Static fluctuations of a thick 1D interface in the 1 et 1 Directed Polymer formulation le vendredi 18 janvier 2013 à 11:00 

Résumé : The onedimensional KardarParisiZhang (KPZ) equation is at the crossroad
between a wide range of theoretical models and experimental systems such as
roughening phenomena and stochastic growth, the Burgers equation in
hydrodynamics or the 1 et 1 Directed Polymer, and the very definition and
implications of the KPZ universality class have been expanding since the 1980',
both in physicists and mathematicians communities.
Liens :Geneva University 
Ahsan Nazir (Imperial College)  Détails Fermer 
Title: Phononenhanced coherent scattering in a driven quantum dot le vendredi 11 janvier 2013 à 11:00 

Résumé : The recent experimental characterisation of excitonphonon interactions in a coherentlydriven semiconductor
quantum dot (QD) [1, 2], and their interpretation in terms of a twolevel system in contact with a bosonic
environment, have demonstrated that QDs offer a natural platform in which to explore dissipative dynamics in
the solidstate. In particular, the interplay between laserdriven coherent excitonic oscillations and incoherent
phononinduced processes leads to a rich dynamical behaviour, which can also have a profound effect on the dot
photon emission characteristics. In this talk, I shall explore the crucial role played by the solidstate environment
in determining the photon emission properties of a driven quantum dot [3]. In fact, I shall show that such
environmental interactions can lead to quantum dot emission characteristics that deviate fundamentally from
the wellestablished quantum optical behaviour of driven atoms. Specifically, for resonant driving, the coherently
emitted radiation field can actually increase with driving strength due to the quantum nature of the phonon bath.
This behaviour is in stark contrast to the conventional (quantum optical) expectation of a monotonically
decreasing fraction of coherent emission with stronger driving, and should be observable in experimentally
achievable regimes.
Liens :Ahsan NazirImperial College 
Arthur Goetschy (Physics department, Yale)  Détails Fermer 
Partial control of information and correlations in scattering media le lundi 7 janvier 2013 à 14:00 

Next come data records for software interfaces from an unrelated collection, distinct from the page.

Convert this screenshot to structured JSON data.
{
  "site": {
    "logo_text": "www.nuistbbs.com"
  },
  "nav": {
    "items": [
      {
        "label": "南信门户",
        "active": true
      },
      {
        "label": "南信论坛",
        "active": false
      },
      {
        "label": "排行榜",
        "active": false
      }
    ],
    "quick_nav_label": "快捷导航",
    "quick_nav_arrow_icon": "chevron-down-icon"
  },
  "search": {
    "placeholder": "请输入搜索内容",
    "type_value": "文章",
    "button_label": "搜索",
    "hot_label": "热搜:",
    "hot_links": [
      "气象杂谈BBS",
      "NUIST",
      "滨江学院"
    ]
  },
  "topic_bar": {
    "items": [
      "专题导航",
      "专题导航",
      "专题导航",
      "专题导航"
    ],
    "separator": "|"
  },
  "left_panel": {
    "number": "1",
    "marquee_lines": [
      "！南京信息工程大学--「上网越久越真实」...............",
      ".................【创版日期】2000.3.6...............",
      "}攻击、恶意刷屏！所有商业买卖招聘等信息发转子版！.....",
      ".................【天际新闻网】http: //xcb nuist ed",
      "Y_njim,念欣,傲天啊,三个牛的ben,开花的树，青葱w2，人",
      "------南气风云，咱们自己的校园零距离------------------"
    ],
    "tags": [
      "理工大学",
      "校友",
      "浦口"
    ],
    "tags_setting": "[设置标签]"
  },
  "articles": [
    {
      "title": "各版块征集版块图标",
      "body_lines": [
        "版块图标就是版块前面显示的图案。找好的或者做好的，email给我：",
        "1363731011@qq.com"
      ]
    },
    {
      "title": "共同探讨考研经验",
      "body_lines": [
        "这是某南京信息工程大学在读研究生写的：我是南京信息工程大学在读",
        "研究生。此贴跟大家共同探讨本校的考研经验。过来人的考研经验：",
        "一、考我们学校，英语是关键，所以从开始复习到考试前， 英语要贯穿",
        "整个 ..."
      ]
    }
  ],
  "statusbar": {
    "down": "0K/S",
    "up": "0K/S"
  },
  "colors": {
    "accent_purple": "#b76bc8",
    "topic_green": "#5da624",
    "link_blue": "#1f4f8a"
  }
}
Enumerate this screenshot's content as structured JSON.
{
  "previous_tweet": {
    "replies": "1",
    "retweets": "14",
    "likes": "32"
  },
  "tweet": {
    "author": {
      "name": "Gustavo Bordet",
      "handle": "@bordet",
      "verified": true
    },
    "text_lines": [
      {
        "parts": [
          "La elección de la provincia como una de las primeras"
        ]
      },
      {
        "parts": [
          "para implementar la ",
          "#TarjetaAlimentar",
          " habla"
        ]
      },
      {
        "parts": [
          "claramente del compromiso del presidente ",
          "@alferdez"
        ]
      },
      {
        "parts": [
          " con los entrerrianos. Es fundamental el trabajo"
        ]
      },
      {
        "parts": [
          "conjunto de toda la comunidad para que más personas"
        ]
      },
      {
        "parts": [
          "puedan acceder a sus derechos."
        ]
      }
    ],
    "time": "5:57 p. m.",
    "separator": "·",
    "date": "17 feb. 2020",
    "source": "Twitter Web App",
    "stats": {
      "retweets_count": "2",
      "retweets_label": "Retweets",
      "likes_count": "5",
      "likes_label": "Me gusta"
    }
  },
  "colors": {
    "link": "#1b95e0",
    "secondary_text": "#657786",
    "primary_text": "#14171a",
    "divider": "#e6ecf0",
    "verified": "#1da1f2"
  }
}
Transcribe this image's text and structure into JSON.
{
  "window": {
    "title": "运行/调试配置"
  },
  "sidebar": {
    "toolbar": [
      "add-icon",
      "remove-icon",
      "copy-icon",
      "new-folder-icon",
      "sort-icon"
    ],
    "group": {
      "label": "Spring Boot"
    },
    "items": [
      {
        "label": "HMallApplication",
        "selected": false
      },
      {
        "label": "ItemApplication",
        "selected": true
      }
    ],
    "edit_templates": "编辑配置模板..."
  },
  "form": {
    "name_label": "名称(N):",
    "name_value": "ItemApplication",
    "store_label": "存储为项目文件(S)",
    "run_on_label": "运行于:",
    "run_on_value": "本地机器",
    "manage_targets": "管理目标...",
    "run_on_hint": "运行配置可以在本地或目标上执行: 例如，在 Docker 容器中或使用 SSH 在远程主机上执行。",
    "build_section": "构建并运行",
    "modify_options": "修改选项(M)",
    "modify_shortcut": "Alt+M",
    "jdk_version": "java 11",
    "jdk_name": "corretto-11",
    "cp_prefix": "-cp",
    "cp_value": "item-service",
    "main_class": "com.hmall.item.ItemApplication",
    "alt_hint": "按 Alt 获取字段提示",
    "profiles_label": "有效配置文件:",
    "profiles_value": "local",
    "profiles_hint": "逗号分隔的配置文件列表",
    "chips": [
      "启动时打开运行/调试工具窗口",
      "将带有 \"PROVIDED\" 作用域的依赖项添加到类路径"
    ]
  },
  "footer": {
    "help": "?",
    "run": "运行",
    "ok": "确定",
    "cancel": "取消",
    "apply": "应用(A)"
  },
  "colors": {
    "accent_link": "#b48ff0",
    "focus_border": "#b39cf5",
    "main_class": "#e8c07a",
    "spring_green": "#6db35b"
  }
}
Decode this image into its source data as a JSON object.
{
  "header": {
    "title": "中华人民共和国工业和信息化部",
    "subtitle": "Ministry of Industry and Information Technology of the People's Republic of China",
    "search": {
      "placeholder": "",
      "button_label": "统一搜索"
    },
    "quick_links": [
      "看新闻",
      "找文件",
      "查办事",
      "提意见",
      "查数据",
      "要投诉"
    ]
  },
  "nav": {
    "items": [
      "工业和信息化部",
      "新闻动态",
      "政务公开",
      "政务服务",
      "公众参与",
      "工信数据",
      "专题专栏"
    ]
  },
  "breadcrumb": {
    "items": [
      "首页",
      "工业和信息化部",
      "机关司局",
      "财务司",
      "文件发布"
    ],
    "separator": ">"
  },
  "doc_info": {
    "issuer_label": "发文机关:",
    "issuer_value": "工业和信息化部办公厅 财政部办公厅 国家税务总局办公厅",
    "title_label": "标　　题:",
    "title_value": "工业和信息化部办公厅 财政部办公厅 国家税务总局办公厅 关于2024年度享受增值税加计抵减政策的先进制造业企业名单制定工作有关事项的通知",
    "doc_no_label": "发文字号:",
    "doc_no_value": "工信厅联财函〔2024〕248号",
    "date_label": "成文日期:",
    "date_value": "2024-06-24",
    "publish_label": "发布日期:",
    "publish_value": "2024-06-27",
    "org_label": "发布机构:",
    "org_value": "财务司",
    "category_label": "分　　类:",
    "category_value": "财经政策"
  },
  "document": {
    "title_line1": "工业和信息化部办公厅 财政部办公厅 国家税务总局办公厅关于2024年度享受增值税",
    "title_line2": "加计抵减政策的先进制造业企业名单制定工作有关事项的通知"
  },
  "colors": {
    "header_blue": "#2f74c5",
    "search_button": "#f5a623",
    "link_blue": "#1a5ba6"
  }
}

Résumé : Random matrix theory as well as microscopic theory predict that the transmission eigenvalues of a disordered dielectric material have, in the diffusive regime, a bimodal distribution peaked around 0 and 1 that gives rise to the concept of closed and open eigenchannels. However, in a typical optical experiment where only a small fraction of the channels are excited or measured, the distribution of the transmission eigenvalues is not the bimodal but the MarchenkoPastur law. We propose an analytical theory that quantitatively describes the transition between these two distributions. In particular, we show that the reduction of the number of controlled input/output channels abruptly suppresses the open eigenchannels and then gradually yields to an effective loss of the correlations contained in the scattering matrix. This effect is illustrated with the study of the information capacity of a disordered waveguide. Finally, we show how the abrupt loss of the open eigenchannels can dramatically reduce the effect of coherent enhancement of absorption.